With substantial savings to be realized by buying our aircraft directly through the joint strike fighter MOU and through economies of scale, and with the full suite of lucrative industrial participation plans in place to keep Canadian companies and their tens of thousands of employees on the cutting edge of the aerospace industry for decades to come, the government's F-35 decision minimizes the risks inherent in all military procurements while maximizing best value for Canadian taxpayers, economic opportunities for Canadian industry, and operational capability for our men and women in uniform.

This money is not borrowed. It will not start to be spent until about 2015 or 2016 and will be spread over 20 years, and it is all part of the Canada first defence strategy. It is all programmed, not borrowed. That is simply false and my colleague--

6:50 p.m.

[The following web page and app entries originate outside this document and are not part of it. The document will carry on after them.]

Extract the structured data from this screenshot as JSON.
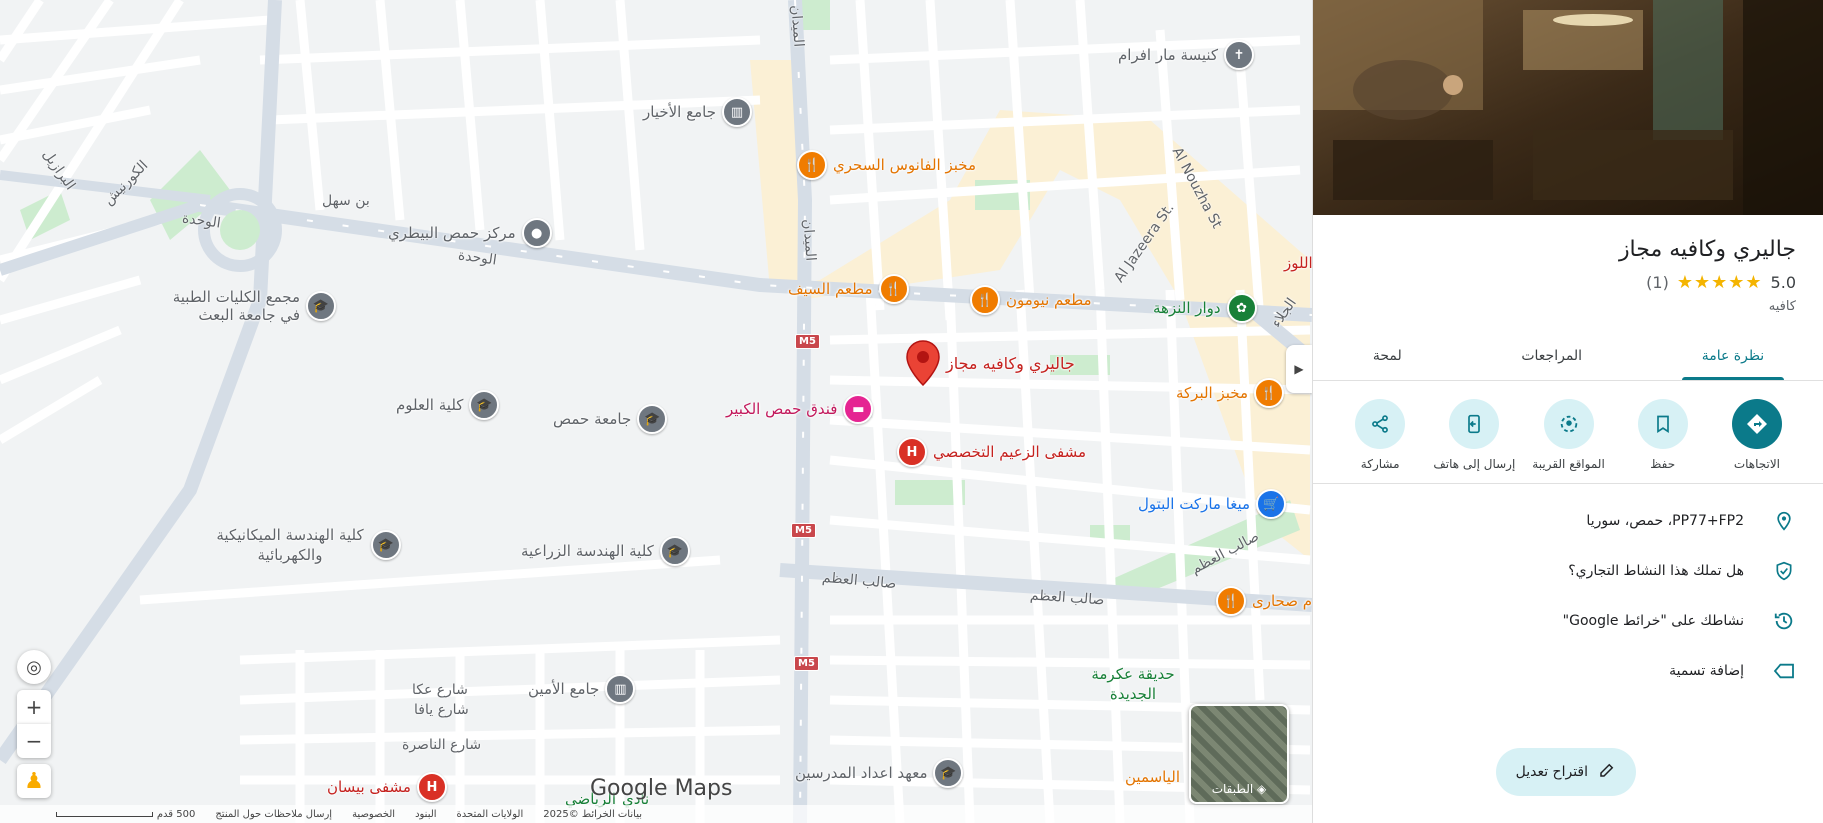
{
  "map": {
    "pois": [
      {
        "id": "place-marker",
        "name": "جاليري وكافيه مجاز",
        "color": "#d93025",
        "type": "selected-pin"
      },
      {
        "id": "mar-afram",
        "name": "كنيسة مار افرام",
        "color": "#5f6368",
        "type": "church-icon"
      },
      {
        "id": "akhyar",
        "name": "جامع الأخيار",
        "color": "#5f6368",
        "type": "mosque-icon"
      },
      {
        "id": "fanous",
        "name": "مخبز الفانوس السحري",
        "color": "#e37400",
        "type": "food-icon"
      },
      {
        "id": "bitari",
        "name": "مركز حمص البيطري",
        "color": "#5f6368",
        "type": "place-icon"
      },
      {
        "id": "medical",
        "name": "مجمع الكليات الطبية في جامعة البعث",
        "color": "#5f6368",
        "type": "school-icon"
      },
      {
        "id": "saif",
        "name": "مطعم السيف",
        "color": "#e37400",
        "type": "food-icon"
      },
      {
        "id": "neumon",
        "name": "مطعم نيومون",
        "color": "#e37400",
        "type": "food-icon"
      },
      {
        "id": "nuzha",
        "name": "دوار النزهة",
        "color": "#188038",
        "type": "park-icon"
      },
      {
        "id": "barakeh",
        "name": "مخبز البركة",
        "color": "#e37400",
        "type": "food-icon"
      },
      {
        "id": "oloum",
        "name": "كلية العلوم",
        "color": "#5f6368",
        "type": "school-icon"
      },
      {
        "id": "jamea",
        "name": "جامعة حمص",
        "color": "#5f6368",
        "type": "school-icon"
      },
      {
        "id": "hotel",
        "name": "فندق حمص الكبير",
        "color": "#c5221f",
        "type": "hotel-icon"
      },
      {
        "id": "hospital1",
        "name": "مشفى الزعيم التخصصي",
        "color": "#c5221f",
        "type": "hospital-icon"
      },
      {
        "id": "batoul",
        "name": "ميغا ماركت البتول",
        "color": "#1a73e8",
        "type": "shop-icon"
      },
      {
        "id": "mech",
        "name": "كلية الهندسة الميكانيكية والكهربائية",
        "color": "#5f6368",
        "type": "school-icon"
      },
      {
        "id": "agri",
        "name": "كلية الهندسة الزراعية",
        "color": "#5f6368",
        "type": "school-icon"
      },
      {
        "id": "sahari",
        "name": "م صحارى",
        "color": "#e37400",
        "type": "food-icon"
      },
      {
        "id": "amin",
        "name": "جامع الأمين",
        "color": "#5f6368",
        "type": "mosque-icon"
      },
      {
        "id": "ikrima",
        "name": "حديقة عكرمة الجديدة",
        "color": "#188038",
        "type": "park-text"
      },
      {
        "id": "teachers",
        "name": "معهد اعداد المدرسين",
        "color": "#5f6368",
        "type": "school-icon"
      },
      {
        "id": "bisan",
        "name": "مشفى بيسان",
        "color": "#c5221f",
        "type": "hospital-icon"
      },
      {
        "id": "yasmin",
        "name": "الياسمين",
        "color": "#e37400",
        "type": "food-text"
      },
      {
        "id": "lawz",
        "name": "اللوز",
        "color": "#c5221f",
        "type": "text"
      },
      {
        "id": "nadi",
        "name": "نادي",
        "color": "#188038",
        "type": "text"
      },
      {
        "id": "riyadi",
        "name": "الرياضي",
        "color": "#188038",
        "type": "text"
      }
    ],
    "roads": {
      "maydan1": "الميدان",
      "maydan2": "الميدان",
      "wahda1": "الوحدة",
      "wahda2": "الوحدة",
      "ibnsahl": "بن سهل",
      "corniche": "الكورنيش",
      "barazil": "البرازيل",
      "jazeera": "Al Jazeera St.",
      "nouzha": "Al Nouzha St",
      "jalaa": "الجلاء",
      "saleh1": "صالب العظم",
      "saleh2": "صالب العظم",
      "saleh3": "صالب العظم",
      "akka": "شارع عكا",
      "yafa": "شارع يافا",
      "nasira": "شارع الناصرة"
    },
    "route_shield": "M5",
    "layers_label": "الطبقات",
    "logo": "Google Maps",
    "attribution": {
      "data": "بيانات الخرائط ©2025",
      "us": "الولايات المتحدة",
      "terms": "البنود",
      "privacy": "الخصوصية",
      "feedback": "إرسال ملاحظات حول المنتج",
      "scale": "500 قدم"
    }
  },
  "place": {
    "title": "جاليري وكافيه مجاز",
    "rating": "5.0",
    "stars": "★★★★★",
    "reviews_count": "(1)",
    "category": "كافيه",
    "tabs": [
      "نظرة عامة",
      "المراجعات",
      "لمحة"
    ],
    "actions": [
      {
        "label": "الاتجاهات",
        "icon": "directions-icon"
      },
      {
        "label": "حفظ",
        "icon": "bookmark-icon"
      },
      {
        "label": "المواقع القريبة",
        "icon": "nearby-icon"
      },
      {
        "label": "إرسال إلى هاتف",
        "icon": "send-to-phone-icon"
      },
      {
        "label": "مشاركة",
        "icon": "share-icon"
      }
    ],
    "info": [
      {
        "text": "PP77+FP2، حمص، سوريا",
        "icon": "location-pin-icon"
      },
      {
        "text": "هل تملك هذا النشاط التجاري؟",
        "icon": "verified-shield-icon"
      },
      {
        "text": "نشاطك على \"خرائط Google\"",
        "icon": "history-icon"
      },
      {
        "text": "إضافة تسمية",
        "icon": "label-icon"
      }
    ],
    "suggest_edit": "اقتراح تعديل"
  },
  "colors": {
    "accent": "#0b7a8a",
    "accent_light": "#d7f1f5",
    "marker": "#d93025"
  }
}
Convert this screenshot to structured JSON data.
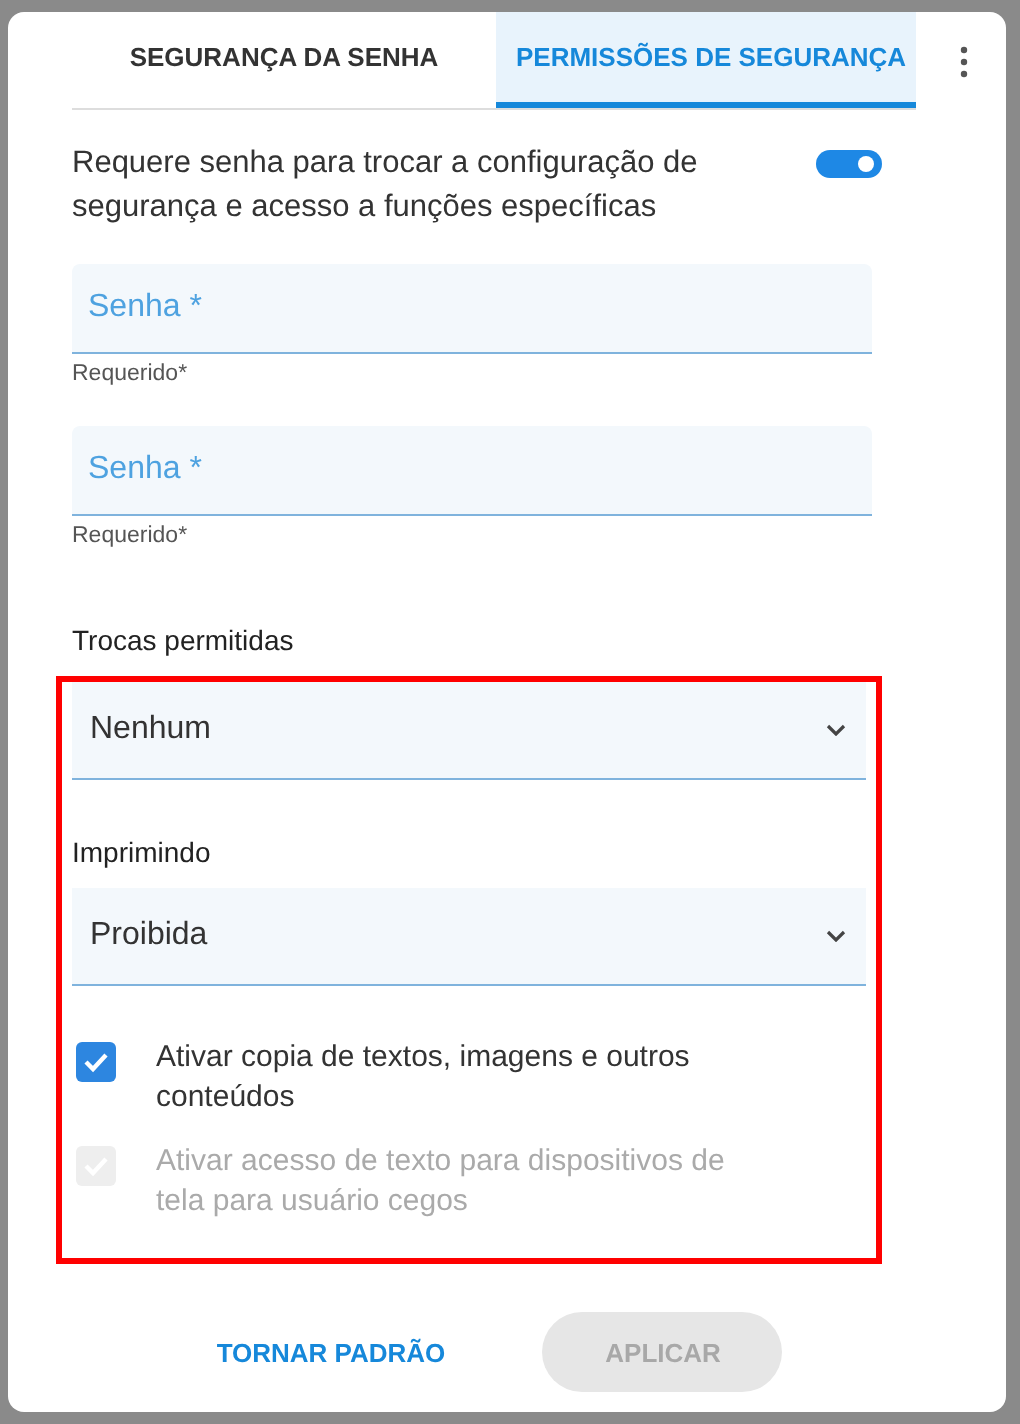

The Deputy Speaker Andrew Scheer

Order, please. The hon. member for Richmond Hill.

6:50 p.m.


Bryon Wilfert Richmond Hill, ON

Mr. Speaker, my colleague would suggest that what I said was nonsense. Is it nonsense to follow procurement policies as outlined very clearly in the Treasury Board guidelines, which I had quoted another time to my hon. friend? Is it nonsense to want to save the taxpayer money? Is it nonsense in an ongoing recession to be looking at a situation where we are not getting the best value?

My colleague has not been able to produce one document showing why this is in fact the best airplane to go with.

It is not nonsense to say we should have a competition, because that is the cornerstone of what governments do in this country. They would look for the best aircraft in this case, not sole-sourced competition.

Again, we have not seen what led the government to this particular decision. It says, “Just trust us. Don't worry.” I do worry for the taxpayer. I do worry for the forces. Again, if he says that the F-35 is the only fifth generation aircraft, then it is the only one. However, there are others on the market of a different generation that we may want to look at.

6:50 p.m.


Laurie Hawn Edmonton Centre, AB

Mr. Speaker, I will tell the member what is nonsense. It is nonsense to pretend that someone is doing something for altruistic reasons to get the men and women of the Canadian Forces the equipment they need at the best price for Canadian taxpayers and the best value for Canadian industry. It is absolute nonsense to do that for purely partisan political reasons and to mislead the Canadian public on when money has been spent and what work has gone into determining that this is the correct answer.

The member has heard from members of the Canadian Forces and the Department of National Defence. They have laid out all the evidence that says why this airplane is the only one that will meet the requirements. Liberals just do not want to hear it because it does not fit their political agenda.

Anybody who comes before the committee of course will say that he or she has an airplane that will meet the requirements. That is why we have had people looking at this for almost the last 10 years, as have 9 other countries, including Israel. They have all come to the same conclusion that it is the F-35. That is not a coincidence. These people are motivated simply by the requirement to get the best equipment and the best value for Canada, for our men and women in uniform and for Canadian taxpayers. That is what they have done, and the member should pay attention.

6:55 p.m.


The Deputy Speaker Andrew Scheer

The motion to adjourn the House is now deemed to have been adopted. Accordingly the House stands adjourned until tomorrow at 10 a.m. pursuant to Standing Order 24(1).

(The House adjourned at 6:55 p.m.)